#### Work to complete:
Scan the records below and copy every line that contains the string "JSON".
[Start of Attachment]
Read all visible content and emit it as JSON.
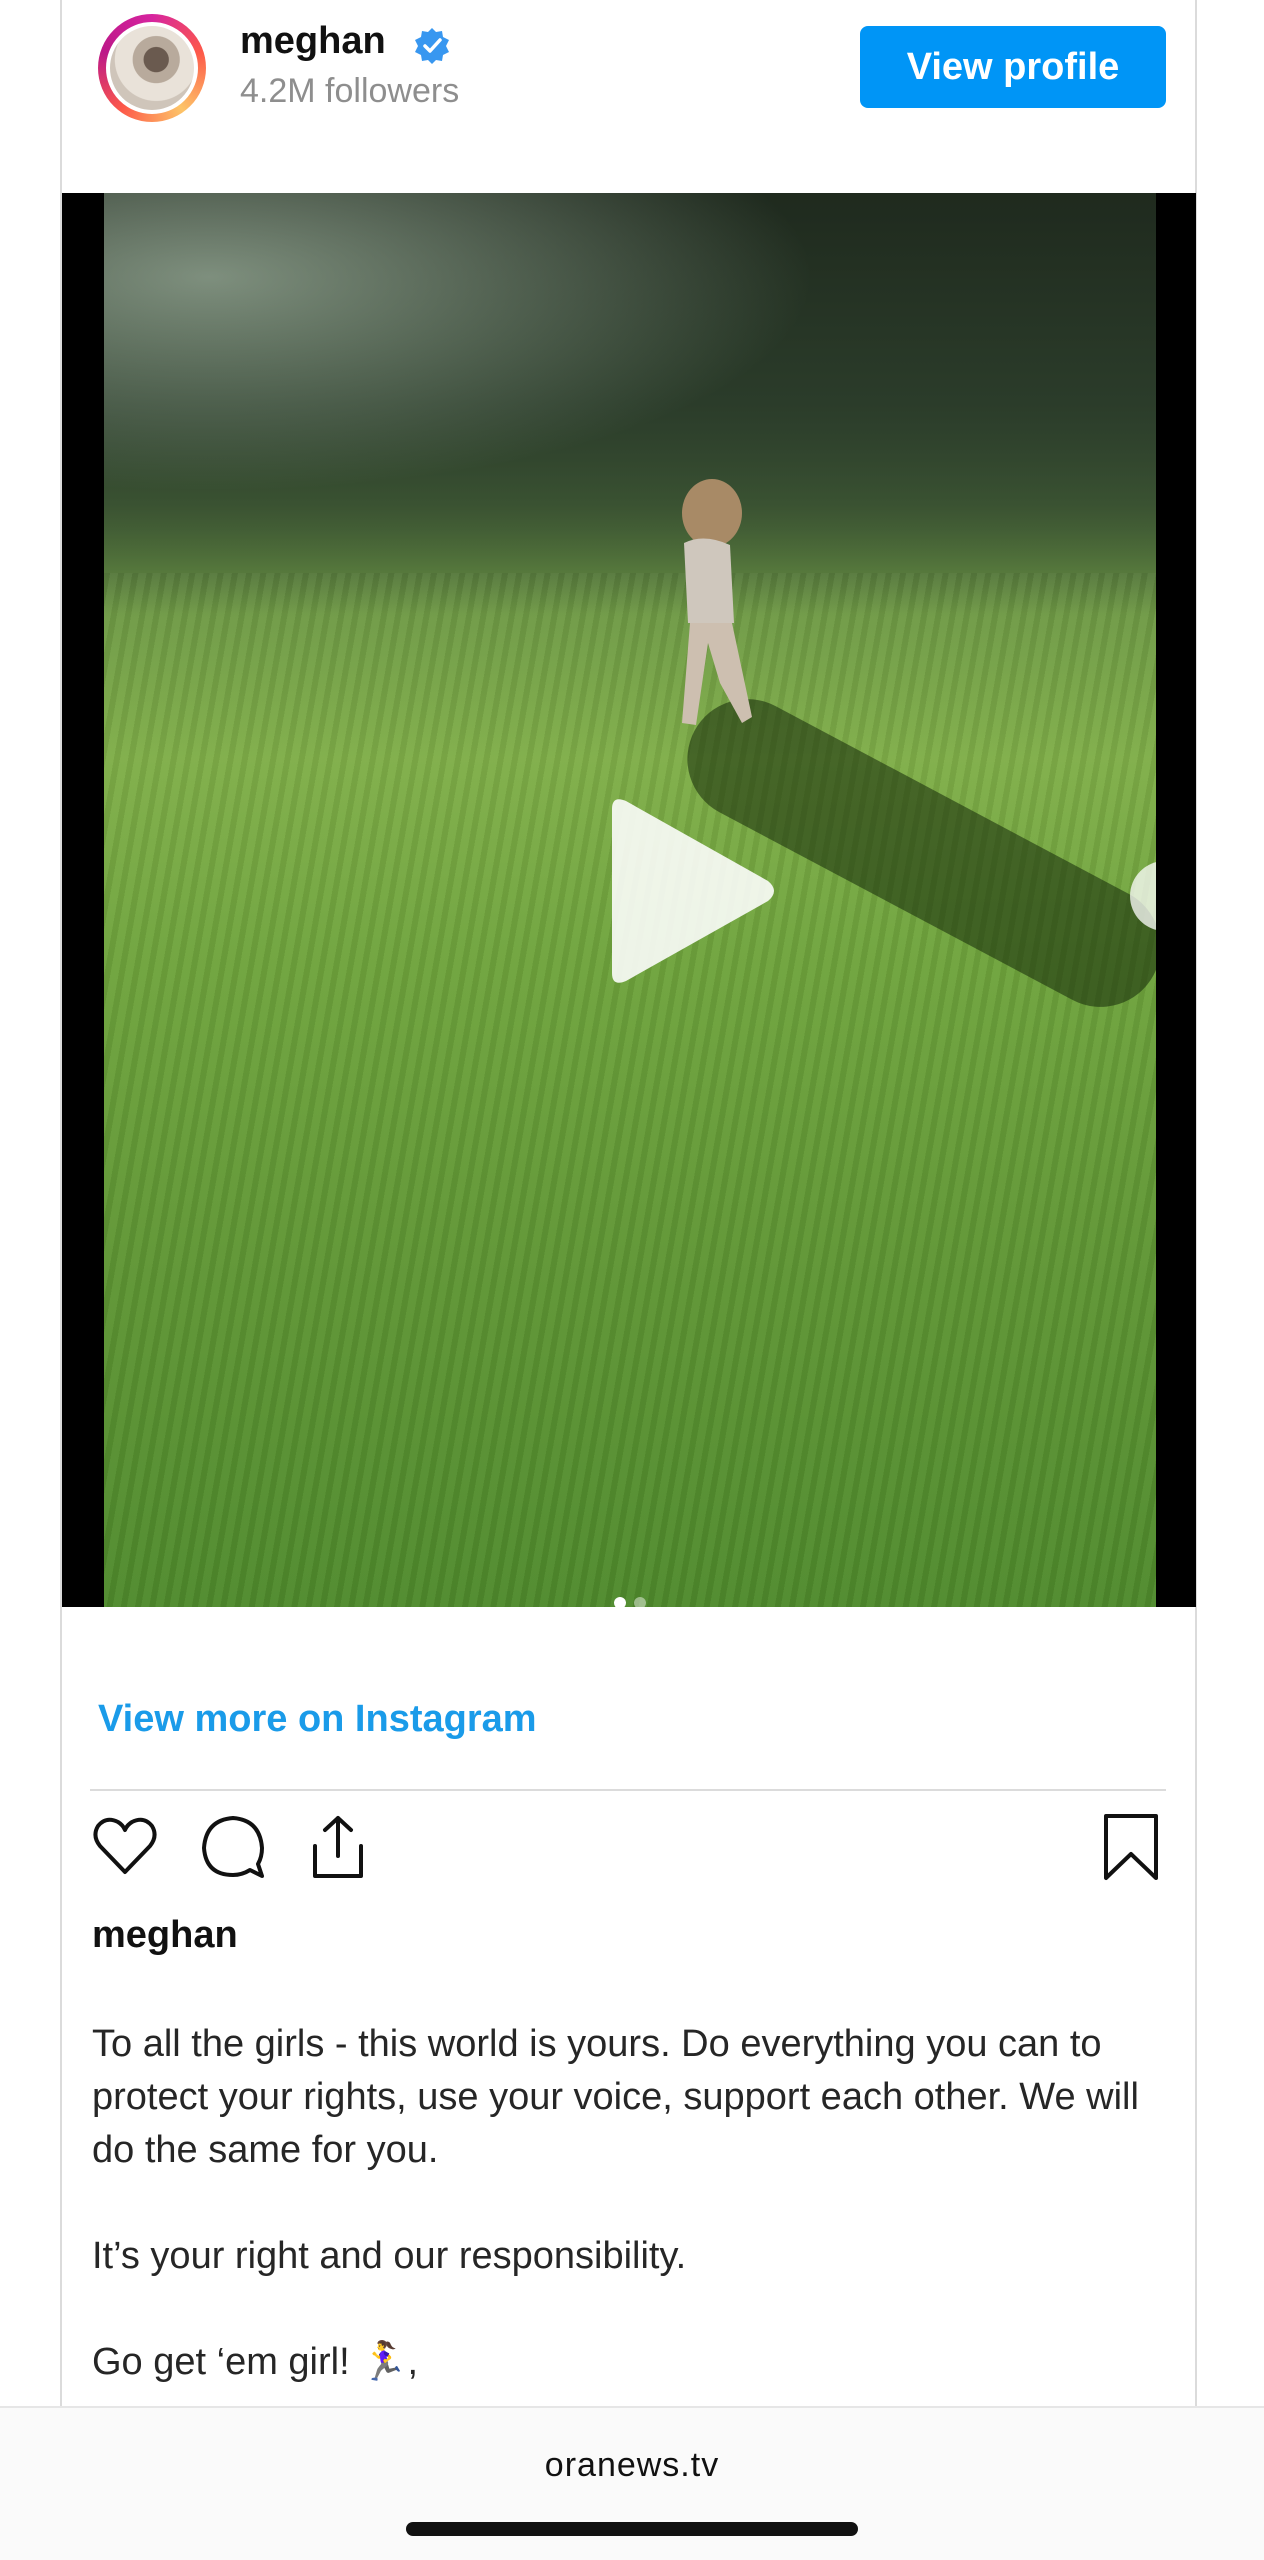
{
  "header": {
    "username": "meghan",
    "followers": "4.2M followers",
    "view_profile_label": "View profile",
    "avatar_icon": "avatar-photo",
    "verified_icon": "verified-badge-icon"
  },
  "media": {
    "play_icon": "play-icon",
    "next_icon": "chevron-right-icon",
    "carousel": {
      "active_index": 1,
      "total": 2
    }
  },
  "view_more_label": "View more on Instagram",
  "actions": {
    "like_icon": "heart-icon",
    "comment_icon": "comment-icon",
    "share_icon": "share-icon",
    "save_icon": "bookmark-icon"
  },
  "caption": {
    "username": "meghan",
    "line1": "To all the girls - this world is yours. Do everything you can to protect your rights, use your voice, support each other. We will do the same for you.",
    "line2": "It’s your right and our responsibility.",
    "line3": "Go get ‘em girl! 🏃‍♀️,"
  },
  "footer": {
    "domain": "oranews.tv"
  },
  "colors": {
    "accent": "#0095f6",
    "link": "#1a9be9",
    "text": "#262626",
    "muted": "#8e8e8e"
  }
}
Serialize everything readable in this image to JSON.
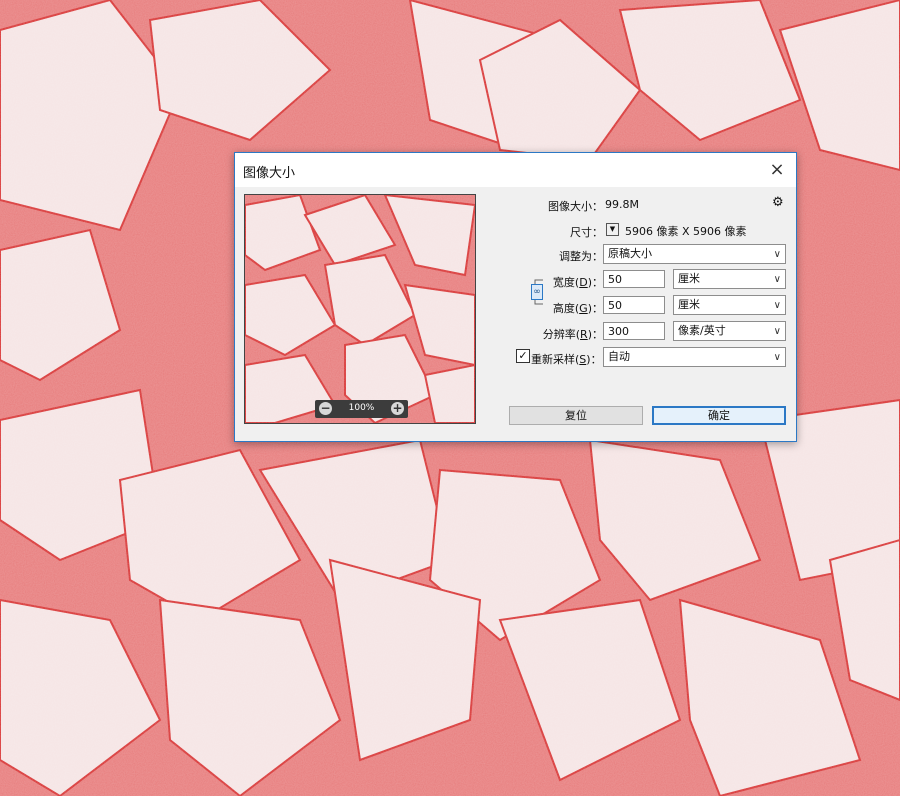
{
  "dialog": {
    "title": "图像大小",
    "close_icon": "×"
  },
  "preview": {
    "zoom": "100%",
    "zoom_out_icon": "−",
    "zoom_in_icon": "+"
  },
  "info": {
    "image_size_label": "图像大小：",
    "image_size_value": "99.8M",
    "dimensions_label": "尺寸：",
    "dimensions_value": "5906 像素  X  5906 像素",
    "gear_icon": "⚙"
  },
  "fit_to": {
    "label": "调整为：",
    "value": "原稿大小"
  },
  "width": {
    "label_pre": "宽度(",
    "label_key": "D",
    "label_post": ")：",
    "value": "50",
    "unit": "厘米"
  },
  "height": {
    "label_pre": "高度(",
    "label_key": "G",
    "label_post": ")：",
    "value": "50",
    "unit": "厘米"
  },
  "resolution": {
    "label_pre": "分辨率(",
    "label_key": "R",
    "label_post": ")：",
    "value": "300",
    "unit": "像素/英寸"
  },
  "resample": {
    "checked": true,
    "check_glyph": "✓",
    "label_pre": "重新采样(",
    "label_key": "S",
    "label_post": ")：",
    "value": "自动"
  },
  "buttons": {
    "reset": "复位",
    "ok": "确定"
  },
  "colors": {
    "accent": "#2b78c5",
    "background_red": "#e77c7c",
    "patch_white": "#f7eaea"
  }
}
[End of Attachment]
#### Response to the exercise:
Read all visible content and emit it as JSON.
Serialize everything readable in this image to JSON.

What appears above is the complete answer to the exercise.